What you will do:
When a line of the entries contains "subtitle", please list that line.

Segment Start: Information shown

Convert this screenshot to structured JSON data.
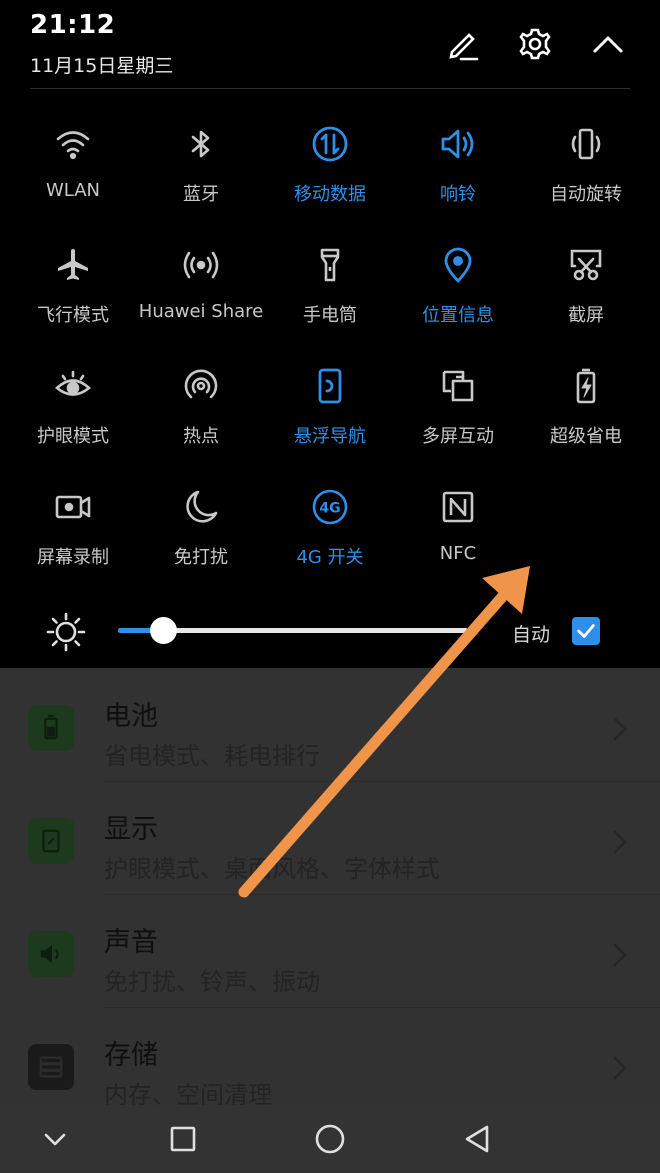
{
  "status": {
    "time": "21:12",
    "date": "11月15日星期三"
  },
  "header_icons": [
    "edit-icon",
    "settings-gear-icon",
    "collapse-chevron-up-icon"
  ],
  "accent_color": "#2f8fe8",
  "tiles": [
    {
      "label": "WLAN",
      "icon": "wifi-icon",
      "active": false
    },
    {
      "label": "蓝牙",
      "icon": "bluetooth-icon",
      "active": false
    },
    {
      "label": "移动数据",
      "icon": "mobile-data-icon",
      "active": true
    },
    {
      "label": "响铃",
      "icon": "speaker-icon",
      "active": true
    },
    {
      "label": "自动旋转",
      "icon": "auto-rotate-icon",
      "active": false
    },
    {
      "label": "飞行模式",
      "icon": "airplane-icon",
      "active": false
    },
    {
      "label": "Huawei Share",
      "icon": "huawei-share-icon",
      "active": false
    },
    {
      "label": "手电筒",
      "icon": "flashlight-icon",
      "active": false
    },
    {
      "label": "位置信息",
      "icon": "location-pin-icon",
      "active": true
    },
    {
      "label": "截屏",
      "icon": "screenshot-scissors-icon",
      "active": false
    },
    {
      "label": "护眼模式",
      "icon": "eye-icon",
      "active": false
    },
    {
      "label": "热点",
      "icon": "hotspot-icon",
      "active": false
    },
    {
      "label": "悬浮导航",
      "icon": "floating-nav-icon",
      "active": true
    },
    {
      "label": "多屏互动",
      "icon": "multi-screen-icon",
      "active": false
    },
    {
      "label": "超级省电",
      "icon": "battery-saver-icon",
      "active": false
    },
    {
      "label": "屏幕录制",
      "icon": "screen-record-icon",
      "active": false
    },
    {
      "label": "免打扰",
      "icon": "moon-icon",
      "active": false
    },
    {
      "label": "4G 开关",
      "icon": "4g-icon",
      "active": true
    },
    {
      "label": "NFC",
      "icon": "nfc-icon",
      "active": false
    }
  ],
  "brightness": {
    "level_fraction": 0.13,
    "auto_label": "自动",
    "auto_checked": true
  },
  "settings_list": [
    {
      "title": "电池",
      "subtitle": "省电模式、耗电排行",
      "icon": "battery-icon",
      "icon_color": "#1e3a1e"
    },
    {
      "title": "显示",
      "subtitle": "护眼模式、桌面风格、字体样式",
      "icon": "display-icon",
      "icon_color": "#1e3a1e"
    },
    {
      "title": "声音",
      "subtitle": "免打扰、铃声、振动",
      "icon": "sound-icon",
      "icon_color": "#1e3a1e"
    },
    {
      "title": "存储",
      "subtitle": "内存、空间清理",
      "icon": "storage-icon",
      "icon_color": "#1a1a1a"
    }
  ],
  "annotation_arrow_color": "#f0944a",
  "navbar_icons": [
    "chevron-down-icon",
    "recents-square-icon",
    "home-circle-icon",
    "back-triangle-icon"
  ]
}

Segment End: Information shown
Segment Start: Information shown

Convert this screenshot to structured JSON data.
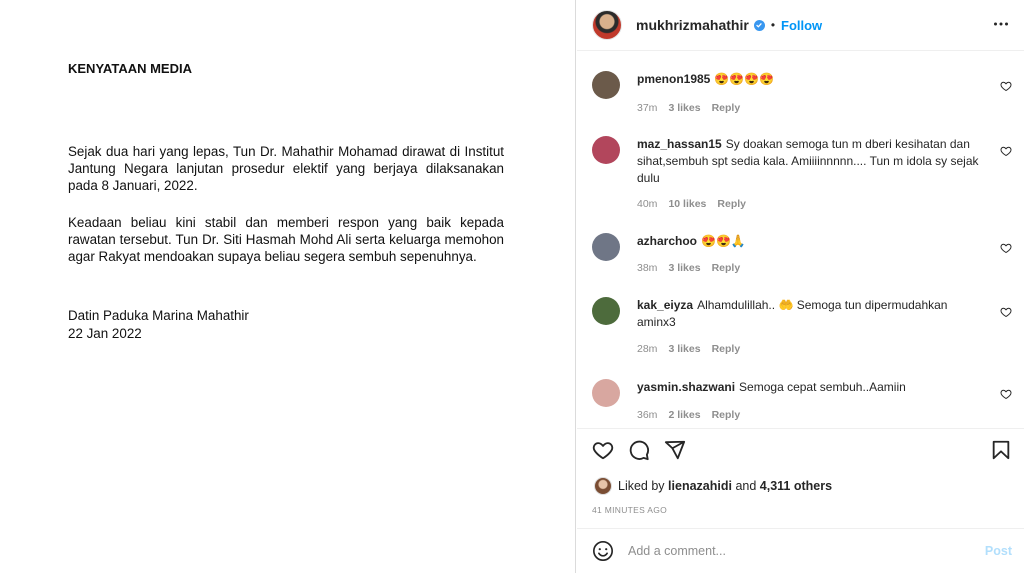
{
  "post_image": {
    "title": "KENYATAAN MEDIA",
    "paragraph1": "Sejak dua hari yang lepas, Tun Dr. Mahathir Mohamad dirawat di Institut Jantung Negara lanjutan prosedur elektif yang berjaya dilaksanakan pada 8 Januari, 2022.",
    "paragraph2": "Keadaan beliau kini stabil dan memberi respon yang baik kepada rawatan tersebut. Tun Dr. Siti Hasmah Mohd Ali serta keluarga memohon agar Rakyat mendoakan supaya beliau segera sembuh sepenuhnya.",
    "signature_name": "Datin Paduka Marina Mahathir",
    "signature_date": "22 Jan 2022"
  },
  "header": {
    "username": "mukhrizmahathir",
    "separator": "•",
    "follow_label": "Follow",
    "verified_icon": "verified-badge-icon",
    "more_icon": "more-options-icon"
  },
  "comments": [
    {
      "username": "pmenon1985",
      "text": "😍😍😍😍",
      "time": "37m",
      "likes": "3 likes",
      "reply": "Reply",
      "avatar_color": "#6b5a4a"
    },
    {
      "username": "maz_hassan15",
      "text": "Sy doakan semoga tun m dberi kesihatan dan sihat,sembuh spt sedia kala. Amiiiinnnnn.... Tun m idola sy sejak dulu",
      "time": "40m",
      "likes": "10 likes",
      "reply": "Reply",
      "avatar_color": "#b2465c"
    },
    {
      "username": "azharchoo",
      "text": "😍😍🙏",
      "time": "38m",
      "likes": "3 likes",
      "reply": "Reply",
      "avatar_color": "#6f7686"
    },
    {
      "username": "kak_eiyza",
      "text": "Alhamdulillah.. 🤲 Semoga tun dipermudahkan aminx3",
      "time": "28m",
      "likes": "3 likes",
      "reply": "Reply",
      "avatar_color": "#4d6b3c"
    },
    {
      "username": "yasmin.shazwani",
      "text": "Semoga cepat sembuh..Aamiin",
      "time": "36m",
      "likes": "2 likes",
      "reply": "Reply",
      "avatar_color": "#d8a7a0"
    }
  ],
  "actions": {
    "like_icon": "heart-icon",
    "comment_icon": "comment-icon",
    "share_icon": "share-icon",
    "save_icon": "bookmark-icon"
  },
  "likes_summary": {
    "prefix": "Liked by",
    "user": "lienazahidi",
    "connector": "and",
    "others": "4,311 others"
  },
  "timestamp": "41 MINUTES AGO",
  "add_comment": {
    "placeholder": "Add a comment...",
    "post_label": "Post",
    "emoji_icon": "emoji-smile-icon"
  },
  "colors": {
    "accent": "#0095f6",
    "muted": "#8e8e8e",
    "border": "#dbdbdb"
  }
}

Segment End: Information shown

Output for this task:
      "subtitle": "省电模式、耗电排行",
      "subtitle": "护眼模式、桌面风格、字体样式",
      "subtitle": "免打扰、铃声、振动",
      "subtitle": "内存、空间清理",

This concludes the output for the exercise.